Citations

  1. "The Top Box-Office Hits of 1956." Variety Weekly, January 2, 1957.
  2. "Notes: 'Run for the Sun' (1956)." TCM.com, 2019. Retrieved: August 11, 2019.
  3. "Review: 'Run for the Sun' (1956)." BFI, 2019. Retrieved: August 11, 2019.
  4. "Screenplay information: 'Run for the Sun' (1956)." Turner Classic Movies, 2019. Retrieved: August 11, 2019.
  5. Parsons, Louella. "Jane Russell packs her bags.' The Washington Post and Times-Herald March 22, 1955, p. 42.
  6. Schallert, Edwin. "'Run for Sun' heralded for Eva Marie Saint; Tim McCoy pursued." Los Angeles Times, May 12, 1955, p. B11.
  7. Pryor, Thomas M. "Special to The New York Times." The New York Times , September 1, 1955, p. 20.
  8. Pryor, Thomas M. "Special to The New York Times." The New York Times , October 20, 1955, p. 42.
  9. Pryor, Thomas M. "Special to The New York Times: Drama." The New York Times , November 8, 1955, p. 37.
  10. Maltin 1994, p. 899.
  11. Halliwell 1989, p. 871.
  12. Turner 2004, p. 1017.

Bibliography
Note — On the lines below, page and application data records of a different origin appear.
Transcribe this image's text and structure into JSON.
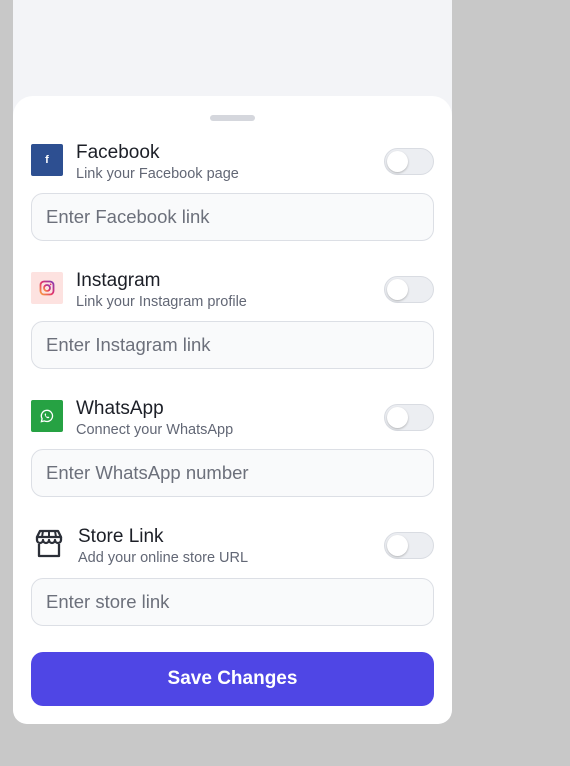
{
  "links": [
    {
      "key": "facebook",
      "title": "Facebook",
      "subtitle": "Link your Facebook page",
      "placeholder": "Enter Facebook link",
      "enabled": false,
      "icon": "facebook-icon",
      "icon_glyph": "f",
      "icon_color": "#2d4f91"
    },
    {
      "key": "instagram",
      "title": "Instagram",
      "subtitle": "Link your Instagram profile",
      "placeholder": "Enter Instagram link",
      "enabled": false,
      "icon": "instagram-icon",
      "icon_color": "#fde2e0"
    },
    {
      "key": "whatsapp",
      "title": "WhatsApp",
      "subtitle": "Connect your WhatsApp",
      "placeholder": "Enter WhatsApp number",
      "enabled": false,
      "icon": "whatsapp-icon",
      "icon_color": "#26a243"
    },
    {
      "key": "store",
      "title": "Store Link",
      "subtitle": "Add your online store URL",
      "placeholder": "Enter store link",
      "enabled": false,
      "icon": "store-icon"
    }
  ],
  "save_button": {
    "label": "Save Changes",
    "color": "#4f46e5"
  }
}
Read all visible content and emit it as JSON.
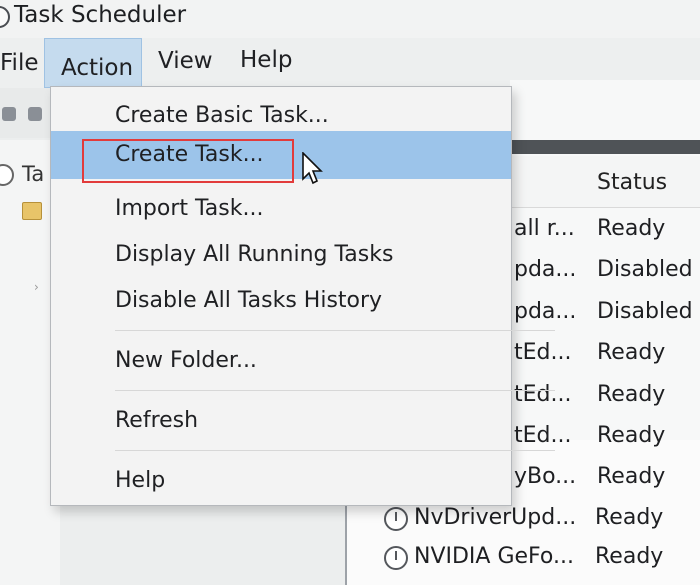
{
  "window": {
    "title": "Task Scheduler"
  },
  "menubar": {
    "file": "File",
    "action": "Action",
    "view": "View",
    "help": "Help"
  },
  "tree": {
    "root_label": "Ta"
  },
  "list": {
    "status_header": "Status",
    "rows": [
      {
        "name": "all r...",
        "status": "Ready"
      },
      {
        "name": "pda...",
        "status": "Disabled"
      },
      {
        "name": "pda...",
        "status": "Disabled"
      },
      {
        "name": "tEd...",
        "status": "Ready"
      },
      {
        "name": "tEd...",
        "status": "Ready"
      },
      {
        "name": "tEd...",
        "status": "Ready"
      },
      {
        "name": "yBo...",
        "status": "Ready"
      },
      {
        "name": "NvDriverUpd...",
        "status": "Ready"
      },
      {
        "name": "NVIDIA GeFo...",
        "status": "Ready"
      }
    ]
  },
  "action_menu": {
    "items": [
      "Create Basic Task...",
      "Create Task...",
      "Import Task...",
      "Display All Running Tasks",
      "Disable All Tasks History",
      "New Folder...",
      "Refresh",
      "Help"
    ],
    "hovered_index": 1
  },
  "colors": {
    "hover": "#9cc4ea",
    "highlight_outline": "#e23b3b",
    "active_menu": "#c5dbee"
  },
  "icons": [
    "clock-icon",
    "folder-icon",
    "cursor-icon",
    "chevron-right-icon"
  ]
}
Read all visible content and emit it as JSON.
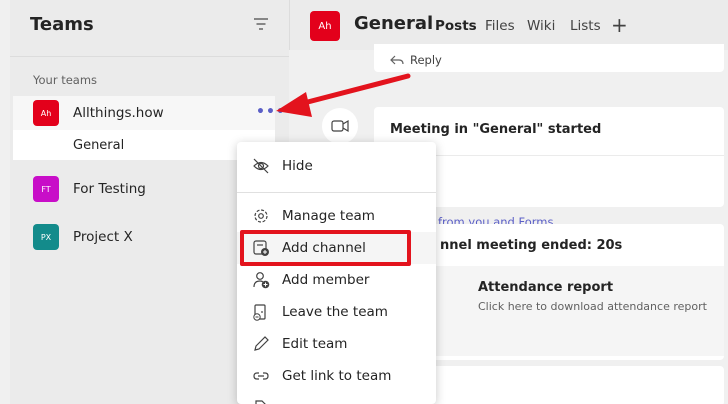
{
  "sidebar": {
    "title": "Teams",
    "section_label": "Your teams",
    "teams": [
      {
        "avatar": "Ah",
        "name": "Allthings.how",
        "color": "#e3001b",
        "more": "•••"
      },
      {
        "avatar": "FT",
        "name": "For Testing",
        "color": "#c80ec8"
      },
      {
        "avatar": "PX",
        "name": "Project X",
        "color": "#138b8b"
      }
    ],
    "channel": "General"
  },
  "header": {
    "avatar": "Ah",
    "title": "General",
    "tabs": [
      "Posts",
      "Files",
      "Wiki",
      "Lists"
    ],
    "plus": "+"
  },
  "feed": {
    "reply_label": "Reply",
    "meeting_started": "Meeting in \"General\" started",
    "meeting_link": "from you and Forms",
    "meeting_ended": "nnel meeting ended: 20s",
    "attendance_title": "Attendance report",
    "attendance_sub": "Click here to download attendance report"
  },
  "menu": {
    "items": [
      "Hide",
      "Manage team",
      "Add channel",
      "Add member",
      "Leave the team",
      "Edit team",
      "Get link to team"
    ]
  },
  "colors": {
    "accent": "#5b5fc7",
    "annotation": "#e3131d"
  }
}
  • Halliwell, Leslie. Leslie Halliwell's Film Guide. New York: Harper & Roe, 1989. ISBN   978-0-06016-322-8.
  • Maltin, Leonard. Leonard Maltin's Movie Encyclopedia. New York: Penguin Books, 1994. ISBN   978-0-525-93635-0.
  • Turner, Adrian. "Review: 'Run for the Sun'. in Pym, John, ed. Time Out Film Guide. London: Time Out Guides Limited, 2004. ISBN   978-0-14101-354-1.